Instead, you should charge a subscription fee that can be based on and include the following services: 

  • Weekly consultations 
  • A set fee for monthly workout programs
  • Packages of in-person or virtual training sessions (how many sessions per month)
  • Accessibility through messaging platforms


Implementing a subscription fee to your personal training model will help you stand out from the crowd. This not only benefits you, but your clients too, since you are able to spend more time focusing on program delivery and providing the best services possible. 


To price your program delivery, calculate how much time you’ll be spending each week creating programs, managing consultations or messaging clients. Then, choose a number that you associate to your hourly rate outside of training (this can range from $10-$20). 


For example, if you believe you’ll spend 5 hours a week in total and your rate is $10/hour - you would charge $50 per week or $200 a month. Then add on amount of live or in-person training sessions you plan on providing multiplied by your hourly rate to get your final package.

In this case, adding 4 sessions per month at $50 each would put you at $400/month per client. If you plan on offering more in-person sessions, you can reduce your program delivery fee to suit your needs.


3. Review and Iterate 

While you may want to just get to the good part and start training your clients, pricing your services is just as important to ensure that your services are not undervalued. Creating different models for your clients is a dynamic process that may take some time to perfect.

A solid foundation is necessary, but you should make sure that the models you choose are not solely based on monetary factors, but that they fit your training style.


Next Steps: 

Now that you’ve chosen a business model and solidified your pricing, you should choose a platform to deliver your services. 

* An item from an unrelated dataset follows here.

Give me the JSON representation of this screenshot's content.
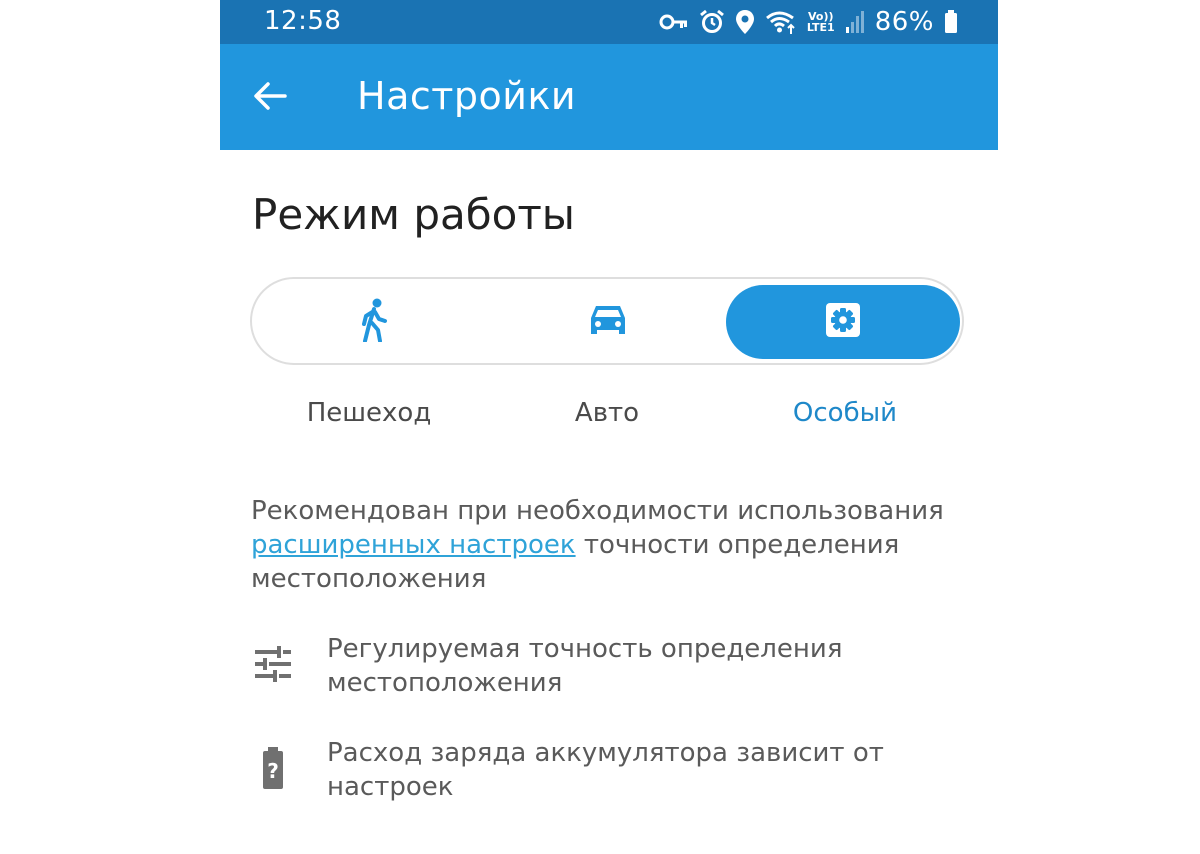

FitDrive is an app that makes it easy for you to manage your clients and create custom programs that can be delivered in seconds right from your phone. You can keep track of clients’ workouts, progress, and schedule all in the same place, allowing you to create a professional training experience that your clients will value.


Feel free to book a consultation with our team today to learn how it can help you save time and scale your business online.


Also, be sure to follow us on Instagram at @myfitdrive to see other tips on growing your fitness business and using technology to improve the way you train your clients.

 

Stay Safe and stay fit,

 

The Fit Drive Team